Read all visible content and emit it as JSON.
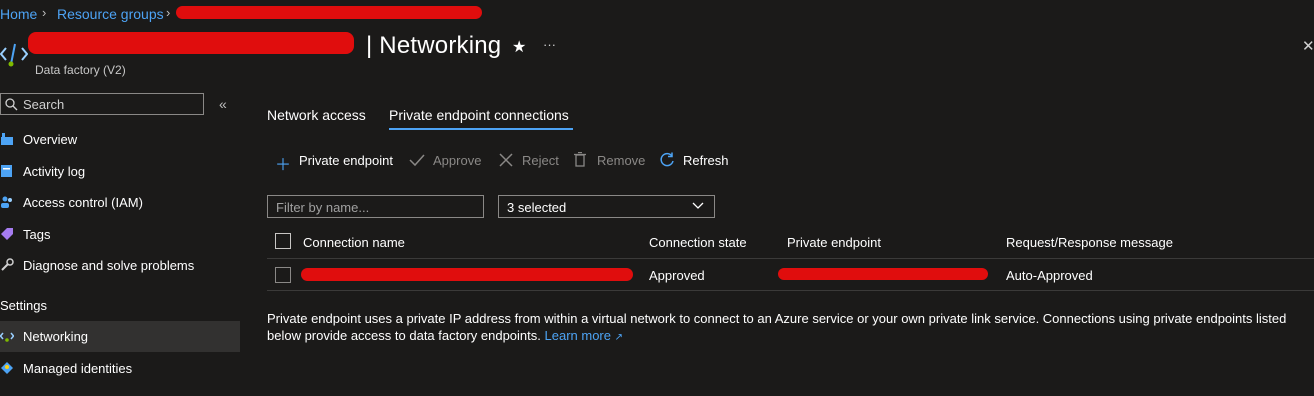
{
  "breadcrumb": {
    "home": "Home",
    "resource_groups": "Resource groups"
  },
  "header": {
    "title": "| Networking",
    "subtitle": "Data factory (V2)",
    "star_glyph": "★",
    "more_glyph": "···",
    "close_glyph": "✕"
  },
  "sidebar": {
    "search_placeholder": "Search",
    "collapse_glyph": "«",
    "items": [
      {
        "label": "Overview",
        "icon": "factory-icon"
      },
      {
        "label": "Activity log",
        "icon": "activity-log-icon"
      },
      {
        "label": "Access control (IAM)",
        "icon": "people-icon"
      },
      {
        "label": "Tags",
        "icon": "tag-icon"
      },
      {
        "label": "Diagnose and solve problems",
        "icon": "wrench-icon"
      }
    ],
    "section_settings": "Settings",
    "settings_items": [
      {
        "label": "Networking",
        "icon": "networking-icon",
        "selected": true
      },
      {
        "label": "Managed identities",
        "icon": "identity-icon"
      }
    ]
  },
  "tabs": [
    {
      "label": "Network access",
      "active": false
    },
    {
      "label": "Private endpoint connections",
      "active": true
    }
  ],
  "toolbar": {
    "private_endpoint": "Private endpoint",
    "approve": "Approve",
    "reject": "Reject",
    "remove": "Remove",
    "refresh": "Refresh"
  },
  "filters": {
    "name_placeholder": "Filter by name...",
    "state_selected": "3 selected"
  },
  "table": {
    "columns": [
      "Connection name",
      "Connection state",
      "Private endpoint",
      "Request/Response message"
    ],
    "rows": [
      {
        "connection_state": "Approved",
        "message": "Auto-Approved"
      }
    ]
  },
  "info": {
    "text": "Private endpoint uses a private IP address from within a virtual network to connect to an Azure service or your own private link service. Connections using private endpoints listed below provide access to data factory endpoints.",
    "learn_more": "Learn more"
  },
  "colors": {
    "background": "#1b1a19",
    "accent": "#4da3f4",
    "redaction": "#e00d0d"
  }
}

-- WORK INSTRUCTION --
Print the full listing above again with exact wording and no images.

-- OUTPUT --
Read all visible content and emit it as JSON.
{
  "breadcrumb": {
    "home": "Home",
    "resource_groups": "Resource groups"
  },
  "header": {
    "title": "| Networking",
    "subtitle": "Data factory (V2)",
    "star_glyph": "★",
    "more_glyph": "···",
    "close_glyph": "✕"
  },
  "sidebar": {
    "search_placeholder": "Search",
    "collapse_glyph": "«",
    "items": [
      {
        "label": "Overview",
        "icon": "factory-icon"
      },
      {
        "label": "Activity log",
        "icon": "activity-log-icon"
      },
      {
        "label": "Access control (IAM)",
        "icon": "people-icon"
      },
      {
        "label": "Tags",
        "icon": "tag-icon"
      },
      {
        "label": "Diagnose and solve problems",
        "icon": "wrench-icon"
      }
    ],
    "section_settings": "Settings",
    "settings_items": [
      {
        "label": "Networking",
        "icon": "networking-icon",
        "selected": true
      },
      {
        "label": "Managed identities",
        "icon": "identity-icon"
      }
    ]
  },
  "tabs": [
    {
      "label": "Network access",
      "active": false
    },
    {
      "label": "Private endpoint connections",
      "active": true
    }
  ],
  "toolbar": {
    "private_endpoint": "Private endpoint",
    "approve": "Approve",
    "reject": "Reject",
    "remove": "Remove",
    "refresh": "Refresh"
  },
  "filters": {
    "name_placeholder": "Filter by name...",
    "state_selected": "3 selected"
  },
  "table": {
    "columns": [
      "Connection name",
      "Connection state",
      "Private endpoint",
      "Request/Response message"
    ],
    "rows": [
      {
        "connection_state": "Approved",
        "message": "Auto-Approved"
      }
    ]
  },
  "info": {
    "text": "Private endpoint uses a private IP address from within a virtual network to connect to an Azure service or your own private link service. Connections using private endpoints listed below provide access to data factory endpoints.",
    "learn_more": "Learn more"
  },
  "colors": {
    "background": "#1b1a19",
    "accent": "#4da3f4",
    "redaction": "#e00d0d"
  }
}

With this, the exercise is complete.